SOME of Ireland's leading developers have had rezoning applications turned down in north County Dublin, as councils grow increasingly sceptical about future demand for housing.

North County Dublin is the most active planning area in Dublin and developers have very large land banks in the area. Gaining rezoning permission adds to the value of the land, although the benefits are far smaller since the collapse of the market in 2007.

Developer Gerry Gannon made five different planning submissions to Fingal County Council and not all were approved.

However, it is understood a highly ambitious scheme Mr Gannon has -- to move the main Royal College of Surgeons campus out to Belcamp -- remains a live project, pending approval from NAMA.

Such a project would cost €756m and provide thousands of jobs, but NAMA has the final say on all business plans by top developers like Gannon.

Gannon Homes, Treasury Holdings, the O'Flynn Group, Albany Homes, Shannon Homes, Blackrock International, Bovale Developments and Cosgrave Developments were just some of the companies making planning submissions to Fingal, which is drawing up a new development plan for the years 2011 to 2017.

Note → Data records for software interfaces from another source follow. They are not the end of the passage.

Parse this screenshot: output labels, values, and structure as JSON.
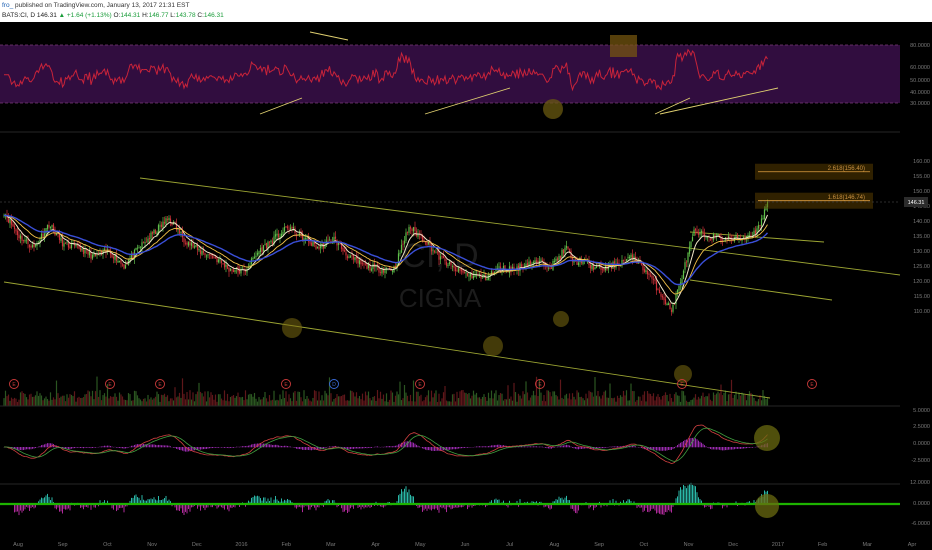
{
  "header": {
    "user": "fro_",
    "published": "published on TradingView.com, January 13, 2017 21:31 EST"
  },
  "ohlc": {
    "symbol": "BATS:CI, D",
    "last": "146.31",
    "change": "+1.64 (+1.13%)",
    "o_label": "O:",
    "o": "144.31",
    "h_label": "H:",
    "h": "146.77",
    "l_label": "L:",
    "l": "143.78",
    "c_label": "C:",
    "c": "146.31"
  },
  "watermark": {
    "symbol": "CI, D",
    "name": "CIGNA"
  },
  "colors": {
    "candle_up": "#5fbf4a",
    "candle_down": "#d0323a",
    "channel": "#b8c23c",
    "ema_fast": "#f0e6c8",
    "ema_mid": "#f2c14a",
    "ema_slow": "#3a4fd8",
    "rsi_band": "#3a0f4a",
    "rsi_line": "#c8233a",
    "macd_hist": "#9b2bb0",
    "hist_up": "#2ab8a8",
    "hist_down": "#b02b9b",
    "zero_line": "#1db300",
    "price_badge": "#2c2c2c",
    "fib_box": "#6a4a00"
  },
  "chart_data": {
    "type": "candlestick",
    "x_ticks": [
      "Aug",
      "Sep",
      "Oct",
      "Nov",
      "Dec",
      "2016",
      "Feb",
      "Mar",
      "Apr",
      "May",
      "Jun",
      "Jul",
      "Aug",
      "Sep",
      "Oct",
      "Nov",
      "Dec",
      "2017",
      "Feb",
      "Mar",
      "Apr"
    ],
    "price_ticks": [
      160,
      155,
      150,
      145,
      140,
      135,
      130,
      125,
      120,
      115,
      110
    ],
    "rsi_ticks": [
      "80.0000",
      "60.0000",
      "50.0000",
      "40.0000",
      "30.0000"
    ],
    "macd_ticks": [
      "5.0000",
      "2.5000",
      "0.0000",
      "-2.5000"
    ],
    "hist_ticks": [
      "12.0000",
      "0.0000",
      "-6.0000"
    ],
    "price_label": "146.31",
    "fib_levels": [
      {
        "label": "2.618(156.40)",
        "value": 156.4
      },
      {
        "label": "1.618(146.74)",
        "value": 146.74
      }
    ],
    "earnings_marker": "E",
    "dividend_marker": "D",
    "close_anchors": [
      [
        0,
        143
      ],
      [
        10,
        135
      ],
      [
        20,
        131
      ],
      [
        30,
        139
      ],
      [
        40,
        132
      ],
      [
        50,
        131
      ],
      [
        60,
        128
      ],
      [
        70,
        130
      ],
      [
        80,
        125
      ],
      [
        90,
        131
      ],
      [
        100,
        136
      ],
      [
        110,
        141
      ],
      [
        120,
        134
      ],
      [
        130,
        130
      ],
      [
        140,
        128
      ],
      [
        150,
        124
      ],
      [
        160,
        123
      ],
      [
        170,
        130
      ],
      [
        180,
        134
      ],
      [
        190,
        138
      ],
      [
        200,
        134
      ],
      [
        210,
        131
      ],
      [
        220,
        134
      ],
      [
        230,
        128
      ],
      [
        240,
        125
      ],
      [
        250,
        124
      ],
      [
        260,
        124
      ],
      [
        265,
        131
      ],
      [
        270,
        138
      ],
      [
        280,
        134
      ],
      [
        290,
        128
      ],
      [
        300,
        124
      ],
      [
        310,
        122
      ],
      [
        320,
        121
      ],
      [
        330,
        124
      ],
      [
        340,
        124
      ],
      [
        350,
        126
      ],
      [
        360,
        126
      ],
      [
        365,
        125
      ],
      [
        370,
        128
      ],
      [
        375,
        131
      ],
      [
        380,
        126
      ],
      [
        385,
        127
      ],
      [
        390,
        125
      ],
      [
        400,
        124
      ],
      [
        410,
        126
      ],
      [
        420,
        128
      ],
      [
        430,
        122
      ],
      [
        440,
        114
      ],
      [
        445,
        110
      ],
      [
        450,
        118
      ],
      [
        460,
        136
      ],
      [
        470,
        135
      ],
      [
        480,
        134
      ],
      [
        490,
        134
      ],
      [
        500,
        136
      ],
      [
        505,
        140
      ],
      [
        509,
        146.31
      ]
    ]
  }
}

The Irish Independent understands that apart from a small amount of rezoning at Tyrellstown and Lusk, most of the other rezoning applications submitted to the local authority were turned down.

The O'Flynn Group, for instance, was seeking rezoning of a site in Portmarnock, but this was turned down.

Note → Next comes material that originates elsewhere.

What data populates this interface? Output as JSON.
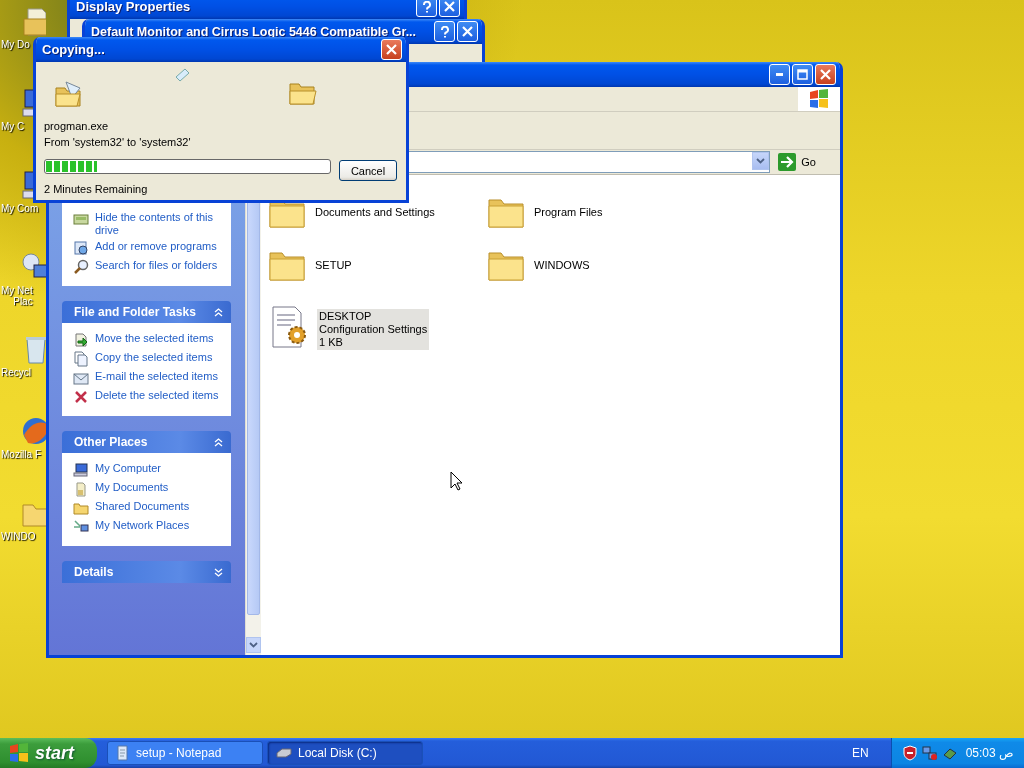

It is understood Fingal County Council has zoned residential land for 46,000 houses and has told developers that there is sufficient demand for the future. Many developers disagree and believe councils are operating on a short-term basis, without taking account of future housing demand.

Councils now have far less discretion on rezoning than they used to and development plans must be in alignment with national guidelines.

The Planning and Development (Amendment) Act 2010, for example, imposes a raft of new restrictions on how councils operate.

Irish Independent